  19. Run-Ons 2. Use a semicolon. There are organizations available for almost any interest; I have had a difficult time trying to decide on just a few.

  20. Run-Ons 3. Use a semicolon and conjunctive adverb. There are organizations available for almost any interest; thus, I have had a difficult time trying to decide on just a few.

  21. Run-Ons 4. Use a comma and coordinating conjunction. There are organizations available for almost any interest, so I have had a difficult time trying to decide on just a few.

  22. Run-Ons 5. Use a subordinating conjunction. Because there are organizations available for almost any interest, I have had a difficult time trying to decide on just a few.

  23. It’s Your Turn! Correct the run-on in 5 different ways: I have made a standing appointment in the Writing Center my tutor will help me with writing assignments in all of my classes.

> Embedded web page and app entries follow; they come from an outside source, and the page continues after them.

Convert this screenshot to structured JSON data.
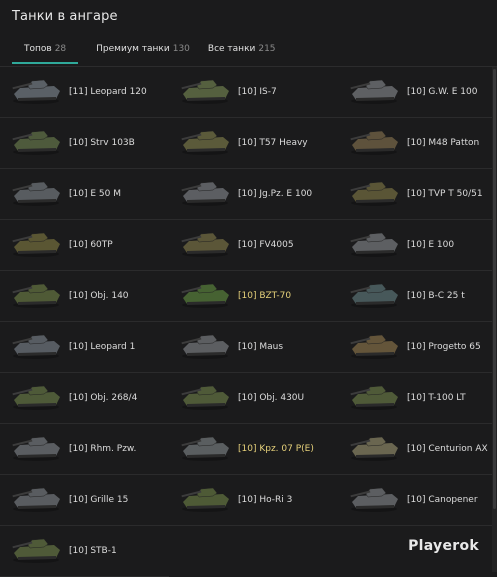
{
  "header": {
    "title": "Танки в ангаре"
  },
  "tabs": [
    {
      "label": "Топов",
      "count": "28"
    },
    {
      "label": "Премиум танки",
      "count": "130"
    },
    {
      "label": "Все танки",
      "count": "215"
    }
  ],
  "tanks": [
    {
      "name": "[11] Leopard 120",
      "premium": false,
      "hull": "#5a6066"
    },
    {
      "name": "[10] IS-7",
      "premium": false,
      "hull": "#55603f"
    },
    {
      "name": "[10] G.W. E 100",
      "premium": false,
      "hull": "#5e6063"
    },
    {
      "name": "[10] Strv 103B",
      "premium": false,
      "hull": "#4e5a3c"
    },
    {
      "name": "[10] T57 Heavy",
      "premium": false,
      "hull": "#5b5a3a"
    },
    {
      "name": "[10] M48 Patton",
      "premium": false,
      "hull": "#5e523c"
    },
    {
      "name": "[10] E 50 M",
      "premium": false,
      "hull": "#585c60"
    },
    {
      "name": "[10] Jg.Pz. E 100",
      "premium": false,
      "hull": "#5c5e62"
    },
    {
      "name": "[10] TVP T 50/51",
      "premium": false,
      "hull": "#5a5536"
    },
    {
      "name": "[10] 60TP",
      "premium": false,
      "hull": "#5a5633"
    },
    {
      "name": "[10] FV4005",
      "premium": false,
      "hull": "#5b5638"
    },
    {
      "name": "[10] E 100",
      "premium": false,
      "hull": "#5d5f62"
    },
    {
      "name": "[10] Obj. 140",
      "premium": false,
      "hull": "#4f5a36"
    },
    {
      "name": "[10] BZT-70",
      "premium": true,
      "hull": "#466232"
    },
    {
      "name": "[10] B-C 25 t",
      "premium": false,
      "hull": "#47585a"
    },
    {
      "name": "[10] Leopard 1",
      "premium": false,
      "hull": "#575c62"
    },
    {
      "name": "[10] Maus",
      "premium": false,
      "hull": "#5c5e61"
    },
    {
      "name": "[10] Progetto 65",
      "premium": false,
      "hull": "#64553a"
    },
    {
      "name": "[10] Obj. 268/4",
      "premium": false,
      "hull": "#4e5a38"
    },
    {
      "name": "[10] Obj. 430U",
      "premium": false,
      "hull": "#4f5a38"
    },
    {
      "name": "[10] T-100 LT",
      "premium": false,
      "hull": "#4f5a38"
    },
    {
      "name": "[10] Rhm. Pzw.",
      "premium": false,
      "hull": "#5a5d61"
    },
    {
      "name": "[10] Kpz. 07 P(E)",
      "premium": true,
      "hull": "#5a5e60"
    },
    {
      "name": "[10] Centurion AX",
      "premium": false,
      "hull": "#6a6650"
    },
    {
      "name": "[10] Grille 15",
      "premium": false,
      "hull": "#595c60"
    },
    {
      "name": "[10] Ho-Ri 3",
      "premium": false,
      "hull": "#4e5a36"
    },
    {
      "name": "[10] Canopener",
      "premium": false,
      "hull": "#5c5e61"
    },
    {
      "name": "[10] STB-1",
      "premium": false,
      "hull": "#4f5a38"
    }
  ],
  "watermark": "Playerok"
}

  24. It’s Your Turn! Here are some possibilities: • I have made a standing appointment in the Writing Center. My tutor will help me with writing assignments in all of my classes. • I have made a standing appointment in the Writing Center; my tutor will help me with writing assignments in all of my classes. • I have made a standing appointment in the Writing Center; therefore, my tutor will help me with writing assignments in all of my classes. • I have made a standing appointment in the Writing Center, so my tutor will help me with writing assignments in all of my classes. • As long as I have made a standing appointment in the Writing Center, my tutor will help me with writing assignments in all of my classes.

  25. Comma Splices Joining two independent clauses with only a comma and no coordinating conjunction creates a comma splice. Example: Several of my classmates are in an honor society, I plan to work hard so I may join them.

  26. Comma Splices Comma splices may be corrected the same way as run-ons. • Use a period. • Use a semicolon. • Use a semicolon and conjunctive adverb. • Use a comma and coordinating conjunction. • Use a subordinating conjunction.

  27. Comma Splices • Use a period. Several of my classmates are in an honor society. I plan to work hard so I may join them.

  28. Comma Splices 2. Use a semicolon. Several of my classmates are in an honor society; I plan to work hard so I may join them.

  29. Comma Splices 3. Use a semicolon and conjunctive adverb. Several of my classmates are in an honor society; indeed, I plan to work hard so I may join them.

  30. Comma Splices 4. Use a comma and coordinating conjunction. Several of my classmates are in an honor society, and I plan to work hard so I may join them.

  31. Comma Splices 5. Use a subordinating conjunction. Now that several of my classmates are in an honor society, I plan to work hard so I may join them.

  32. It’s Your Turn! Correct the comma splice in 5 different ways: I take all of my papers to the Writing Center, I tell my classmates to do the same.

  33. It’s Your Turn! Here are 5 possibilities: • I take all of my papers to the Writing Center. I tell my classmates to do the same. • I take all of my papers to the Writing Center; I tell my classmates to do the same. 3. I take all of my papers to the Writing Center; furthermore, I tell my classmates to do the same. 4. I take all of my papers to the Writing Center, and I tell my classmates to do the same. 5. When I take all of my papers to the Writing Center, I tell my classmates to do the same.

  34. Don’t forget: print the handout that goes with this presentation! Please complete a survey on this tutorial. For more information about fragments, run-ons, and comma splices or for help with other writing concerns, come to TSU’s Writing Center. Visit room 300 in the Learning Resources Center or call 615.963.5102 to make an appointment.